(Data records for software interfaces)
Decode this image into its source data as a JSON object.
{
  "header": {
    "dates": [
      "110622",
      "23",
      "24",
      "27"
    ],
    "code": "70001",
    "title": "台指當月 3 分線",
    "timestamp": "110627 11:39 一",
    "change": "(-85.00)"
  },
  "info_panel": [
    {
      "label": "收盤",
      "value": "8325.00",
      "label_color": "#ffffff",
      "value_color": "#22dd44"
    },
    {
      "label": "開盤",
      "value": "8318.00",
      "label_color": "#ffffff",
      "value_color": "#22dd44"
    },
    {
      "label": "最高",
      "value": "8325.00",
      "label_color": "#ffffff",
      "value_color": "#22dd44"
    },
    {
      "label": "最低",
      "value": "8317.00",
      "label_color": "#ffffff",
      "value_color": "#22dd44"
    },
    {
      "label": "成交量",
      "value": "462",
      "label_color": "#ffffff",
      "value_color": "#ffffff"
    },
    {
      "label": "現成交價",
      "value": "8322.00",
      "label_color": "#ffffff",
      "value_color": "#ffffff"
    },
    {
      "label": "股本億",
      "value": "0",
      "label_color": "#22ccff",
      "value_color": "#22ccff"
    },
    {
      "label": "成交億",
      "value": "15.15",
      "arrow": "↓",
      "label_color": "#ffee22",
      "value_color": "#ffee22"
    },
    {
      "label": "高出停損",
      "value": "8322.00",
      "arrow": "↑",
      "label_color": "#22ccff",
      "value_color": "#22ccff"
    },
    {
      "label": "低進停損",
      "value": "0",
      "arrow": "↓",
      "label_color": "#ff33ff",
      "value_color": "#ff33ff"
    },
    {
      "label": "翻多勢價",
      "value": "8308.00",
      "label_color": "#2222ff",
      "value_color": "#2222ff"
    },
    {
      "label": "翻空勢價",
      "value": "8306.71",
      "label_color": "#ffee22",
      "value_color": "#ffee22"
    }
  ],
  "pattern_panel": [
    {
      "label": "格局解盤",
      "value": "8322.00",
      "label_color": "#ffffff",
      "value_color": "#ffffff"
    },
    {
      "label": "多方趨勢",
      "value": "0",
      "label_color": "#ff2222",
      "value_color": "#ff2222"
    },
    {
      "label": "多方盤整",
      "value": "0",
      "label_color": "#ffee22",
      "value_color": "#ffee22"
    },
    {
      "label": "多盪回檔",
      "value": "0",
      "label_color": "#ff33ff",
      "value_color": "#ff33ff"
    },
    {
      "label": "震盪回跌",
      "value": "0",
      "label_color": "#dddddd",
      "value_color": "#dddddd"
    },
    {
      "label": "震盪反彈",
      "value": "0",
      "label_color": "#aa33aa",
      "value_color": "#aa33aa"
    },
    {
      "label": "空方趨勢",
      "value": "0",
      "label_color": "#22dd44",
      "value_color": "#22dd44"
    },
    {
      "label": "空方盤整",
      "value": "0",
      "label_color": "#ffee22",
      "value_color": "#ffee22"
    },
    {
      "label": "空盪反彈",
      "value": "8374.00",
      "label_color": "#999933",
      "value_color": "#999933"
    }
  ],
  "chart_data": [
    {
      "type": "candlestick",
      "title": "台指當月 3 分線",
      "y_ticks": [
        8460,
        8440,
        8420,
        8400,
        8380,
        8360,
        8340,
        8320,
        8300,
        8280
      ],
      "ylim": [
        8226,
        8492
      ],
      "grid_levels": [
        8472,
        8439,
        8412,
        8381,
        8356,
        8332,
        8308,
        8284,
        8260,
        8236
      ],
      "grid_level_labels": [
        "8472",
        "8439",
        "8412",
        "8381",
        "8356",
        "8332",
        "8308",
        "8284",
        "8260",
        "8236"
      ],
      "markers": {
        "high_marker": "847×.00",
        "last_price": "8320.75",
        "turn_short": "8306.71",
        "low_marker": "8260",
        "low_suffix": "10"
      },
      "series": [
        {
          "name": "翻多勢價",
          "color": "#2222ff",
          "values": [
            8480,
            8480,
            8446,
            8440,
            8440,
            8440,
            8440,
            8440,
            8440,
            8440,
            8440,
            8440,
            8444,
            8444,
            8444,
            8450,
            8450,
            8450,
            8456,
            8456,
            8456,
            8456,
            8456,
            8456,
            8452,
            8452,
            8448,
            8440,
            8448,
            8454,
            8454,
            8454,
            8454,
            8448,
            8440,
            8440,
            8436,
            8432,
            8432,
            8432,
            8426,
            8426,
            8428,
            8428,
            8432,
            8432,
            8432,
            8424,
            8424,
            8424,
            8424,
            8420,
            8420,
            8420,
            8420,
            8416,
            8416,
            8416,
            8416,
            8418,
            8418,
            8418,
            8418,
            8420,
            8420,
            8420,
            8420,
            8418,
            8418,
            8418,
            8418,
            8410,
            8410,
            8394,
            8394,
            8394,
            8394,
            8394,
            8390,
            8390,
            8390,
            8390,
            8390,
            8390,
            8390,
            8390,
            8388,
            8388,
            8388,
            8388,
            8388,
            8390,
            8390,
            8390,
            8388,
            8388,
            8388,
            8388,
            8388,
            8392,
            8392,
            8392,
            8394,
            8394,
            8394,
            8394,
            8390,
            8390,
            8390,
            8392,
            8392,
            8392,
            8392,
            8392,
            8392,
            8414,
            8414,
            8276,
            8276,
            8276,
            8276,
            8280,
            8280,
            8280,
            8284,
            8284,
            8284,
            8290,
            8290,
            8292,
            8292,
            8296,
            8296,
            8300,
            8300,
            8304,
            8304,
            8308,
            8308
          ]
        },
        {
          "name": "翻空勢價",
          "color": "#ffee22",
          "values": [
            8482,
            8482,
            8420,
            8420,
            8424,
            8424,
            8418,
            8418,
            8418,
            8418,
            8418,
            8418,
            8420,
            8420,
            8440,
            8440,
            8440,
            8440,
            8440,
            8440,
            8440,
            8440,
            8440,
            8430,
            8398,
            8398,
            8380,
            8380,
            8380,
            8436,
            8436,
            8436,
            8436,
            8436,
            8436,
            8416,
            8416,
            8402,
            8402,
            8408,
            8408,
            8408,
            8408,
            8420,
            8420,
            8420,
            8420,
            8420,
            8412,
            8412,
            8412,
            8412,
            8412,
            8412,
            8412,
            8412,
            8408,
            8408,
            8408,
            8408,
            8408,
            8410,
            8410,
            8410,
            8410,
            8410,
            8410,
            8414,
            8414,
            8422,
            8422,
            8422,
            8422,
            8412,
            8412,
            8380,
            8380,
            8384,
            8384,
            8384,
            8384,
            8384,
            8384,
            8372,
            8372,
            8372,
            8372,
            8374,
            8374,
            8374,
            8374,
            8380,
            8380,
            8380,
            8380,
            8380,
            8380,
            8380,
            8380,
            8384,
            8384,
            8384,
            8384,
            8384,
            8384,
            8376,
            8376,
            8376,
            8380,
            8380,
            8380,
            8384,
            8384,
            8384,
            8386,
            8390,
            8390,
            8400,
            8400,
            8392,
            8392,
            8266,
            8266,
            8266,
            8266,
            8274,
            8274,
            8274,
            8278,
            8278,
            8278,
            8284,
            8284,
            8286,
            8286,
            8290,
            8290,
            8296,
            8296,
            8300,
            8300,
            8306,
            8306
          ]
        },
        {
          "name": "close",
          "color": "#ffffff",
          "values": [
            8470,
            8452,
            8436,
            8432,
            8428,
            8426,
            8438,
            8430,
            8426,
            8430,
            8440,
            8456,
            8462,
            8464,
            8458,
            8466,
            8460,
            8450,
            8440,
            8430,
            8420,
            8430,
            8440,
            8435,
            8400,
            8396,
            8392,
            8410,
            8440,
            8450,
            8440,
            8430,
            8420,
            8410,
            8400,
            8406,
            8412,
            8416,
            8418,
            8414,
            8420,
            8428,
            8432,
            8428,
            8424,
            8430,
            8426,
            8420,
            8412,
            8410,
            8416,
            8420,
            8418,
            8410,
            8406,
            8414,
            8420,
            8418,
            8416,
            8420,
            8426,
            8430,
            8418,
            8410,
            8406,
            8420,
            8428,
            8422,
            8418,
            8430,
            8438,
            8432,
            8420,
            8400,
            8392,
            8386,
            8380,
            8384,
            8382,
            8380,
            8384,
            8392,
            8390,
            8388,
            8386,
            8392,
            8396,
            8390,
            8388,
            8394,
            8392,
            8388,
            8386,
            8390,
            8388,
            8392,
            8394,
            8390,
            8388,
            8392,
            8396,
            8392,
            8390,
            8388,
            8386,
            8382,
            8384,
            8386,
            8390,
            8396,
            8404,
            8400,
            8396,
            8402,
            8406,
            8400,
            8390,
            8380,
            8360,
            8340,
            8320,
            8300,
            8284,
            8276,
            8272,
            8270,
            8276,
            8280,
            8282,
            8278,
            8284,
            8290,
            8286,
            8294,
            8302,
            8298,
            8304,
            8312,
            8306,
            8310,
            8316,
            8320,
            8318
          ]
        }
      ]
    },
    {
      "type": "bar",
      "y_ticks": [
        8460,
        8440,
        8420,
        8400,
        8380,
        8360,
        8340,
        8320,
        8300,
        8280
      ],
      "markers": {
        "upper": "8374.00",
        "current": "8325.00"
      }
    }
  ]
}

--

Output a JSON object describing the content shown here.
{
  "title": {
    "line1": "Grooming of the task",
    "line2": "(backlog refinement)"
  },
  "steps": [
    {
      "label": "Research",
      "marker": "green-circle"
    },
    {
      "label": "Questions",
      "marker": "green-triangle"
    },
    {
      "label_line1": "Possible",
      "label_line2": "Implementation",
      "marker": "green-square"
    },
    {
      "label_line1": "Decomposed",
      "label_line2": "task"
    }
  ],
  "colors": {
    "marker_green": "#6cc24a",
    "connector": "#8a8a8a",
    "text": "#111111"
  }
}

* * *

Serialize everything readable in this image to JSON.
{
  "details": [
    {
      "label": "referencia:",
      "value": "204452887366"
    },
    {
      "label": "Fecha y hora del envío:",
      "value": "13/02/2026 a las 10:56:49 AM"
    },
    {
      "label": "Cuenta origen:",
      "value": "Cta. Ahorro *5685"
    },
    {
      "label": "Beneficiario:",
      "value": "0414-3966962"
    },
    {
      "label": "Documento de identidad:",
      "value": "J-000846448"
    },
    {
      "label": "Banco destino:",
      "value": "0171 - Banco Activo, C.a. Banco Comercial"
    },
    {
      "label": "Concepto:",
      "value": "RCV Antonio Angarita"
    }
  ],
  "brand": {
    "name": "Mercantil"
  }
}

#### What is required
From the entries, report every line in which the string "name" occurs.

#### Your solution
          "name": "翻多勢價",
          "name": "翻空勢價",
          "name": "close",
    "name": "Mercantil"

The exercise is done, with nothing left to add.